Business owners and window dressers must consider price point in relation to their display choices, as customers rely on these visual cues to build their expectations of the brand and merchandise and may be disappointed if their expectations do not match reality.
Generally speaking, customers know that displays cost money, and will expect a spaced-out display to be more expensive and artistic, compared with a product-heavy display which will be interpreted as more affordable and informative.
Some advertisers will go to any length to grab attention. One study investigated the impact of ‘shocking’ shop front displays on customer behaviour . They found that a small amount of shock value may be beneficial in that it can enhance recall and could potentially create enough curiosity to prompt exploration.
This effect is not confirmed however, and the study showed that offensive or shocking displays did not have any significantly positive effect on patronage or sales and is therefore best avoided.
Questions for retailers to ask themselves when planning storefront displays:
- What message(s) do you want to convey?
- Do you want to inform or inspire?
- Who is your audience and what do they want?
- Where are you located and how can you stand out against competitors?
- Do you have a new product range to promote or an existing range needing a sales boost?
- Are you utilising opportunities for seasonal promotions?
1. F. Lange et. al, ‘Store-window creativity’s impact on shopper behaviour’, Journal of Business Research, Vol 69 (2016), pp. 1015-1018.
2. Franklin Velasco Vizcaíno, ‘Beyond window signs: Understanding the affect‐based effects of window signs on store patronage intentions’, Psychology and Marketing, Vol 35 (2018), pp. 542-552.
3. Sen et al., ‘Window displays and consumer shopping decisions’, Journal of Retailing and Consumer Services, Vol. 19 (2012), pp. 27-35.
4. Grewal et al., ‘The Future of Retailing’, Journal of Retailing, Vol. 93 (2017), pp. 1-6.
5. Gildersleeve, Forsyth and Green, Lush Cosmetics Shopfront Display (2016), accessed 30 Sept 2019.
6. Gudonavičienė and Alijošienė, ‘Visual Merchandising Impact on Impulse Buying Behaviour’, Procedia – Social and Behavioural Sciences Vol. 213 (2015), pp. 635-640.
7. Ti, Chihmin, ‘The Effects of Window Display Setting and Background Music on Consumers’ Mental Imagery, Arousal Response, Attitude, and Approach-Avoidance Behaviors’, (unpublished master’s thesis, Oregon State University, 2009), p.98.
8. Kaplan and Kaplan, Humanscape: Environments for People (Belmont, CA: Duxbury, 1978).
9. Oh and Petrie, ‘How do storefront window displays influence entering decisions of clothing stores?’, Journal of Retailing and Consumer Services, Vol 19 (2012), pp. 27-35.
10. F. Lange et al., p. 1018.
11. Martin Pegler, ‘Visual Merchandising and Display’, (New York: Fairchild Publications, Fourth Edition, 1998) p. 186.

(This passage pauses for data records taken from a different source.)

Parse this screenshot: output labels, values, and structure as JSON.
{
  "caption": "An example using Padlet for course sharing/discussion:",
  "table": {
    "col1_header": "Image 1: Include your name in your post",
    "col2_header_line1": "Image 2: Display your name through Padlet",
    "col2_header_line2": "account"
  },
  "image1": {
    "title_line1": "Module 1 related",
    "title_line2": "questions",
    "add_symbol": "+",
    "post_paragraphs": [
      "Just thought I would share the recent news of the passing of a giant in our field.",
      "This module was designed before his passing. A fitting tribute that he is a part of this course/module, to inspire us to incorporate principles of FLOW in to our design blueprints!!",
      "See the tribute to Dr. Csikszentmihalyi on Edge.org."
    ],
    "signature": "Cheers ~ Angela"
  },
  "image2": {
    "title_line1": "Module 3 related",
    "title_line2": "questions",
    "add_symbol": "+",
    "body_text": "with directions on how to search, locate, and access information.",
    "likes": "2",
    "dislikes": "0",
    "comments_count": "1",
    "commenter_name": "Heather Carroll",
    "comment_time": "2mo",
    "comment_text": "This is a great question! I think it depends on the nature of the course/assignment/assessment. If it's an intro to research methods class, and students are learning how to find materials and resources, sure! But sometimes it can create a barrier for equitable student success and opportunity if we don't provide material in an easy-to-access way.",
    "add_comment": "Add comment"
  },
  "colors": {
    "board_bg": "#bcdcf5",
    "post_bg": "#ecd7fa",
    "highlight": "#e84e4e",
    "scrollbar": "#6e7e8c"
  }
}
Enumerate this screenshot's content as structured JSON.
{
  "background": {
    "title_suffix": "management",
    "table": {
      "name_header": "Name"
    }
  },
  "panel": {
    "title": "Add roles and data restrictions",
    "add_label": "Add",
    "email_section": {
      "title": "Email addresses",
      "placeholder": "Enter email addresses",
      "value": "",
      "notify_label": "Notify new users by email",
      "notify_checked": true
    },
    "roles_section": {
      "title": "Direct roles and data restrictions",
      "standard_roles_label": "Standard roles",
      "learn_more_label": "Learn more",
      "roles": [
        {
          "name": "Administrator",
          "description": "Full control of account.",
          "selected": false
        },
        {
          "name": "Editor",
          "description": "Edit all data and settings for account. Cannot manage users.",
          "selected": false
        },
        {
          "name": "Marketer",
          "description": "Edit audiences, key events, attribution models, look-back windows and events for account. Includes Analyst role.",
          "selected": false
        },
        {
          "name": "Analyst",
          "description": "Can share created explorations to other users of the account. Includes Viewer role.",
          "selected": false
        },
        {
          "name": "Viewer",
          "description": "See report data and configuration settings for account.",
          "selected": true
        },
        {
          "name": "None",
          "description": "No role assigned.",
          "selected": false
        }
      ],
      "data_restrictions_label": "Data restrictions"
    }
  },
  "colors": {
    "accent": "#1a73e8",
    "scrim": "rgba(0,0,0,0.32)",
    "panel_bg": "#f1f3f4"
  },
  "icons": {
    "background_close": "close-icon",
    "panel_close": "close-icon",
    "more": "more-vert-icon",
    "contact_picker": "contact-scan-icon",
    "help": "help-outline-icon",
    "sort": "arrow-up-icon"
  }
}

12. Ortega-S, A, ‘Effectively offending to sell: Consumer response to shocking visual merchandising presentations’ (unpublished doctoral thesis, Colorado State University, 2011), p.40.